Within this listing, how many lines include the word "sudo"? Only the number should be given.

____ Material provided

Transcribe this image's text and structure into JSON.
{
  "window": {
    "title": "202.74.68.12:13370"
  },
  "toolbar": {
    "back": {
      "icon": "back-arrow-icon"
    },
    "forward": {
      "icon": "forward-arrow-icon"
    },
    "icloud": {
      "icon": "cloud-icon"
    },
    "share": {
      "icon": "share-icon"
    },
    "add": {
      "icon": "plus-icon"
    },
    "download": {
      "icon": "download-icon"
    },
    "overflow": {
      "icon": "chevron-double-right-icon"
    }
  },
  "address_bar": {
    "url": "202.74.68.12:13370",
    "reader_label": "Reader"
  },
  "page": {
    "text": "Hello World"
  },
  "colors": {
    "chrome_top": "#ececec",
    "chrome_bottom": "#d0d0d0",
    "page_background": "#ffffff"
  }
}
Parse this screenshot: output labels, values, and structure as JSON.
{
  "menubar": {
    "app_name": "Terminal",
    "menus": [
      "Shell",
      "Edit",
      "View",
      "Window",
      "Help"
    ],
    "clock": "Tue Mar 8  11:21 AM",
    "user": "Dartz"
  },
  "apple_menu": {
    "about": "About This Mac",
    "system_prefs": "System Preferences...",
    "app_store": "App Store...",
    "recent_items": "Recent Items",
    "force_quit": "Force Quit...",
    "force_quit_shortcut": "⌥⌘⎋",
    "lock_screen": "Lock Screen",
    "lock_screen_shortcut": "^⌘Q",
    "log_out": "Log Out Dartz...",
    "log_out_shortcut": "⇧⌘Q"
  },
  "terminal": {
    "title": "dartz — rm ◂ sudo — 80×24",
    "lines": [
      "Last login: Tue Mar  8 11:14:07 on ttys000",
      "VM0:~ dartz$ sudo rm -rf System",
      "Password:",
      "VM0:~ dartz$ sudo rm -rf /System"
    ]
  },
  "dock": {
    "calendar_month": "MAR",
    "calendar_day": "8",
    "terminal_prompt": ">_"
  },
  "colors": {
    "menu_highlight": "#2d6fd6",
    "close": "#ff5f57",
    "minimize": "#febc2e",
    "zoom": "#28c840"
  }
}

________

• **Solution**: 3